A Canadian wastewater treatment plant was having serious fouling issues within their digester line. Their flow rates were reduced to just 1.25 liters per second (LPS).
The system was evaluated and calculated to contain a maximum of 4,112 gallons of water. A sample of the scale deposit was obtained and provided to Apex Engineering Products Corporation for testing purposes. When static tested with a 100% solution of RYDLYME, the results were very positive (>95% dissolved) within less than 12 hours and arrangements for cleaning proceeded.
Due to the severity of the scale accumulation and test results it was recommended that a 100% solution of RYDLYME be circulated for at least 8 hours. However, when cleaning began, just 1,650 gallons of RYDLYME surpassed the capacity of the digester line. This indicated that there was an average of 8mm of scale deposit throughout the length of the 1,400 foot digester line. Virtually a 60% reduction in volume! After 5 hours of circulation, the flow rate had quadrupled to 6 LPS! However, at this time, the cleaning was paused for visual inspection at a low point in the loop’s elevation. Much of the scale deposit remained, so additional samples were collected sent to a third party laboratory for analysis. This second sample deposit was comprised heavily of iron. It was also found that because the circulation loop was not vented to atmosphere, pressure had built up within the pipe and trapped air in the top section of the pipe diameter preventing the scale from being dissolved. The circulation loop was adjusted to incorporate a balancing tote and vent the solution to atmosphere. Upon continuing the circulation, additional volume was realized and all 12 totes of RYDLYME were able to be added to digester line. Achieving a system capacity of 3,960 or 96.3% of calculated physical volume. The circulation continued for a total of 90 hours, until the pH had recovered to nearly 5. When the final inspection occurred, there were leftover insoluble particles and grit which were also found in the balancing tote.

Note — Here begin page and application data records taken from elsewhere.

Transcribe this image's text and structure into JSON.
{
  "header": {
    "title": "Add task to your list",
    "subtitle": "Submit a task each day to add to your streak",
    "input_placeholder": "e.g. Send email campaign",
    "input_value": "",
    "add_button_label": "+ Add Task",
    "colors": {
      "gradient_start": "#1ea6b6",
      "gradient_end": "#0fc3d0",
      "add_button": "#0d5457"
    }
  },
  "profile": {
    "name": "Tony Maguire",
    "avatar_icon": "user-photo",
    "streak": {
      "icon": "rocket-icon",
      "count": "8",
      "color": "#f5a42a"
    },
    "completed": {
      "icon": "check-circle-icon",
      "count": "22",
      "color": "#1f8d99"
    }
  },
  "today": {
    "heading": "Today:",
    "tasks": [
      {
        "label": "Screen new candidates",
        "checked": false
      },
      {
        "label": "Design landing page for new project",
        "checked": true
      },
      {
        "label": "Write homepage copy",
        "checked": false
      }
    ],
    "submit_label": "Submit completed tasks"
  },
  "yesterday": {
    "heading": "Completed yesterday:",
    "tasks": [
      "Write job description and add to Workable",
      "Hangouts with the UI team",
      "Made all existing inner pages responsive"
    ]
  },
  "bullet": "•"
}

With a larger circulation pump and increased flow for the cleaning, it is likely much of the remaining insoluble material that was found in the low elevation piping would have been flushed out to the balancing tote and removed from the system. The greatest aspect of the RYDLYME cleaning was the significant increase in water volume. Numerous other WWTP have utilized RYDLYME and found more quantitative success in financial savings from pump operation and amperage, increased production from flow rate and volume gains.